• [Task objective]: The following data needs to be repeated exactly, with all images excluded.

Data to examine Block Start

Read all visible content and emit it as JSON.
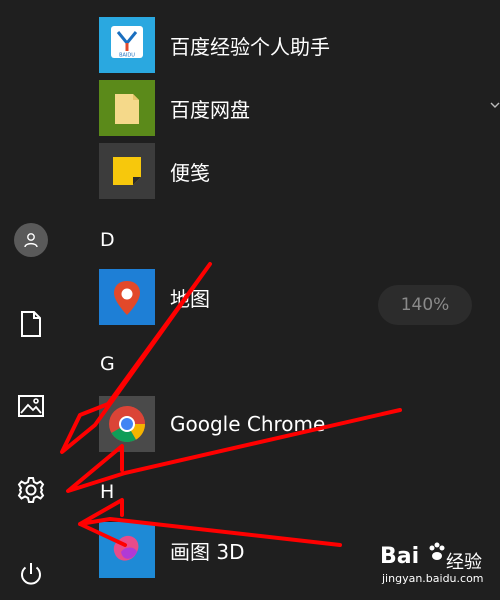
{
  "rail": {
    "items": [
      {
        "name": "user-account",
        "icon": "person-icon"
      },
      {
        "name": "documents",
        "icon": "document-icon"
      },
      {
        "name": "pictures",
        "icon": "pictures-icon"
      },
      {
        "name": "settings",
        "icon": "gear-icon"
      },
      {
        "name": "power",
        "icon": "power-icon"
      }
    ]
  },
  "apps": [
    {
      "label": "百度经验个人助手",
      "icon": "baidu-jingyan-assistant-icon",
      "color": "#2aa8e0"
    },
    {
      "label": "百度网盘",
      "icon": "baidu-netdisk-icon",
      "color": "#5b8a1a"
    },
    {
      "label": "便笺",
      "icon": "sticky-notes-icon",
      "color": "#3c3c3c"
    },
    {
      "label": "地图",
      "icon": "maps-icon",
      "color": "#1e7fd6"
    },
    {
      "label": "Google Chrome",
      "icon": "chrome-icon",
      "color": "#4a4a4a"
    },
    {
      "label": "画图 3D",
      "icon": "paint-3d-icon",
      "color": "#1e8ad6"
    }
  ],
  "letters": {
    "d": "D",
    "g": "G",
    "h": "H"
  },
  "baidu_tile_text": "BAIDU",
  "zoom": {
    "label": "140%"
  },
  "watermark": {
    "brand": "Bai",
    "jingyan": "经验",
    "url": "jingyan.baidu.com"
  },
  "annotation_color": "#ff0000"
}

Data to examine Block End

• [Reply to the exercise]:
Read all visible content and emit it as JSON.
{
  "rail": {
    "items": [
      {
        "name": "user-account",
        "icon": "person-icon"
      },
      {
        "name": "documents",
        "icon": "document-icon"
      },
      {
        "name": "pictures",
        "icon": "pictures-icon"
      },
      {
        "name": "settings",
        "icon": "gear-icon"
      },
      {
        "name": "power",
        "icon": "power-icon"
      }
    ]
  },
  "apps": [
    {
      "label": "百度经验个人助手",
      "icon": "baidu-jingyan-assistant-icon",
      "color": "#2aa8e0"
    },
    {
      "label": "百度网盘",
      "icon": "baidu-netdisk-icon",
      "color": "#5b8a1a"
    },
    {
      "label": "便笺",
      "icon": "sticky-notes-icon",
      "color": "#3c3c3c"
    },
    {
      "label": "地图",
      "icon": "maps-icon",
      "color": "#1e7fd6"
    },
    {
      "label": "Google Chrome",
      "icon": "chrome-icon",
      "color": "#4a4a4a"
    },
    {
      "label": "画图 3D",
      "icon": "paint-3d-icon",
      "color": "#1e8ad6"
    }
  ],
  "letters": {
    "d": "D",
    "g": "G",
    "h": "H"
  },
  "baidu_tile_text": "BAIDU",
  "zoom": {
    "label": "140%"
  },
  "watermark": {
    "brand": "Bai",
    "jingyan": "经验",
    "url": "jingyan.baidu.com"
  },
  "annotation_color": "#ff0000"
}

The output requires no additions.